Something we often look for in health and wellness coaching is the fire. Where is the fire or passion inside the person sitting in front of us? Perhaps they should do certain things to maintain or improve their health, but why do they want to? Is it because they’re tired of their doctor hounding them about it, or is it because they want to be alive to watch their grandchildren grow up? Find that passion, and you will have no trouble building goals and action steps that lead to success.
SMART stands for:
S – Specific
M – Measurable
A – Attainable
R – Relevant
T – Timely
The SMART approach to setting goals follows the same principles as the MAP approach, however it adds a few other important factors. In addition to being measurable, attainable, and passionate, goals should also be specific, relevant, and timely.
In order for a goal to bring about action, it can’t be vague. It has to be a specific goal with well-defined action steps that are mapped out to get you to that goal. If you say, “I want to lose 40 lbs.,” you have just defined the destination. What you haven’t defined is how you’re going to get there, what steps you will take, and what obstacles you are prepared to face along the way.
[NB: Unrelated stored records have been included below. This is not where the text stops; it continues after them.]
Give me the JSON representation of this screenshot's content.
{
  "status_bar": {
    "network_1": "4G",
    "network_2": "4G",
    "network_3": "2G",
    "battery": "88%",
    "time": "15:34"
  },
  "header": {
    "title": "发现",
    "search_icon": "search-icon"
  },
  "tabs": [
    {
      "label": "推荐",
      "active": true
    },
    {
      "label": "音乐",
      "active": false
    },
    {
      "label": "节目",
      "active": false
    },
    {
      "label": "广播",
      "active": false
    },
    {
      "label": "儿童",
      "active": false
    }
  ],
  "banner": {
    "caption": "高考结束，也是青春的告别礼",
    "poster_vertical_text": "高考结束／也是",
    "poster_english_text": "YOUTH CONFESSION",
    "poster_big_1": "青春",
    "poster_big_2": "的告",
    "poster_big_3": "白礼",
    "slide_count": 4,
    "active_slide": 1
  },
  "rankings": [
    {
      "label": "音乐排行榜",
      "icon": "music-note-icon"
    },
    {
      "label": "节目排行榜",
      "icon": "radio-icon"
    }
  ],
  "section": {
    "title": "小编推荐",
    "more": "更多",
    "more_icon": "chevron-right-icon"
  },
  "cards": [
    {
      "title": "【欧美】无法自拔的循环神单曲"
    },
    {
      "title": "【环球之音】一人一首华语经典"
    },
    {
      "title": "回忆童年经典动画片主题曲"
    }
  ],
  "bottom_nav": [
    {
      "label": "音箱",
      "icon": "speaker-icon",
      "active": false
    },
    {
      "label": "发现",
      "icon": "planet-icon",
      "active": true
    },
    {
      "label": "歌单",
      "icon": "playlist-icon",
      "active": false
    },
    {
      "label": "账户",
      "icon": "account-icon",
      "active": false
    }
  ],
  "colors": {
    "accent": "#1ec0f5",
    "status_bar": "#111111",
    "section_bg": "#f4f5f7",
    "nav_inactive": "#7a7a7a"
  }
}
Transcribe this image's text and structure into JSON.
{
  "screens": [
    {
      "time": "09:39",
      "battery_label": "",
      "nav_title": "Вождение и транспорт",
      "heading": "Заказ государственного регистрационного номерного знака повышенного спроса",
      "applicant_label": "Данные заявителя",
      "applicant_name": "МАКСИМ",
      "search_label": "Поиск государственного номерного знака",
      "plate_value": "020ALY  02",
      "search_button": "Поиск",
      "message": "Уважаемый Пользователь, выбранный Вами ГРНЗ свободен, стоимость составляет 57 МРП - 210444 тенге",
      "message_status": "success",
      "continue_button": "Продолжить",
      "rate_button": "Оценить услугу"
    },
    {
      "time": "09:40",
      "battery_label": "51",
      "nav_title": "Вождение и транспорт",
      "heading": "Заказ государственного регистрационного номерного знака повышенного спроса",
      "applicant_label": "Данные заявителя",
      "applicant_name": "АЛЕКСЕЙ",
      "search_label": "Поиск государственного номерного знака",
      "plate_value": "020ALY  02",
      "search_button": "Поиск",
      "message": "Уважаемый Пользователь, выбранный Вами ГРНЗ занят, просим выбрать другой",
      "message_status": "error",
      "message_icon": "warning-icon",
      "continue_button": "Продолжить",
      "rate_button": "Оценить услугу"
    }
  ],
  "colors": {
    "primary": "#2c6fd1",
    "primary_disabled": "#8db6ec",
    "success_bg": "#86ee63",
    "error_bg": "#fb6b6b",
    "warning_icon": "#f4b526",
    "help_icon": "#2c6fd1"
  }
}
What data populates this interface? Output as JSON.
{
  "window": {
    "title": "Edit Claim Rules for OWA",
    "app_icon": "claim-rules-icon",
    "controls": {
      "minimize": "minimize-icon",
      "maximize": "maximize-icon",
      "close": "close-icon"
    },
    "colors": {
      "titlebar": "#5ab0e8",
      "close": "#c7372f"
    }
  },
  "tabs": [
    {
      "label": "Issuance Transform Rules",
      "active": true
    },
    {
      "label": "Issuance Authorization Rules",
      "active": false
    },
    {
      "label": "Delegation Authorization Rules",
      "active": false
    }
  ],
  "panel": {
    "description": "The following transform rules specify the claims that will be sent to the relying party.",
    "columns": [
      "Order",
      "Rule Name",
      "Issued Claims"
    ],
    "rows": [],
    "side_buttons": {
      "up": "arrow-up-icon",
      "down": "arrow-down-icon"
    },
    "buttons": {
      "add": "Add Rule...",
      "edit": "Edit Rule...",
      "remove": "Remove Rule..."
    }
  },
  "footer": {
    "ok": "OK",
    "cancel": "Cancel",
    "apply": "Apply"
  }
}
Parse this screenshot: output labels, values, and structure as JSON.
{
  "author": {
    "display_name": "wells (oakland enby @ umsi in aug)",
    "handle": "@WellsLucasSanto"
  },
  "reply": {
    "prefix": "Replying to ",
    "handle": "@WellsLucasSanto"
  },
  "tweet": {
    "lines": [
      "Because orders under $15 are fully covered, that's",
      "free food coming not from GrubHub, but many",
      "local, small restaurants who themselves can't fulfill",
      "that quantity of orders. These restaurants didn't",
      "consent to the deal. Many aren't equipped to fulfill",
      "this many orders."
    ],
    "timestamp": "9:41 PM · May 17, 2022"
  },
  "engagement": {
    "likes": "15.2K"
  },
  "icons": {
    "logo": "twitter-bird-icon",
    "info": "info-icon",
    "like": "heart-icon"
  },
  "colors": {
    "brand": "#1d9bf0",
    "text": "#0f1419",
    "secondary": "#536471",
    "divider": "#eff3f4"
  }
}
The goal also must be relevant to what your ultimate life vision is. You have to clearly see how this goal and the steps you will take to get there are worth your time and energy. You have to see how it helps you move forward and reach your destination, otherwise it’s difficult to maintain motivation.
Lastly, a goal must be timely. If you just say, “one day I’d like to lose 40 lbs.” then you’ve already failed. This is a goal that will never get started until you have a well-defined timeline. This is why weddings work so well as motivation for people to get in shape. There is a specific date when it’s “show time.” If you’re not where you want to be by wedding day, you’ve simply missed your goal.
Use timely goals in order to provide motivation to start, because we all know how easy it is to put it off. But if you have a clearly defined destination, action steps to get there, and a time frame, then you have what you need to get started.
So, take the time that’s necessary to sit down and assess, with a positive mindset, where you are at right now. Plan out where you want to be, and how you’re going to get there. Build in goals that follow the SMART and MAP approaches. Then start your journey!
This is how lifestyle change works, one step at a time. But it takes an awareness of where you are now, where you want to be, and the right kind of motivation to move you there.
Trust me, the grass is not greener on the other side, so don’t just sit back and dream about living someone else’s life. You have your own life to live right now. Make it what you want to make it.
The last piece of the puzzle is often getting help from a friend or from a coach. You’re not alone in your journey, so seek out others who want to take that journey with you. Share with them the changes you want to make, and the goals that you have.
Of course, there will still be people out there who are dreaming about living someone else’s life, but that’s OK. You’ll be too busy living your own to notice.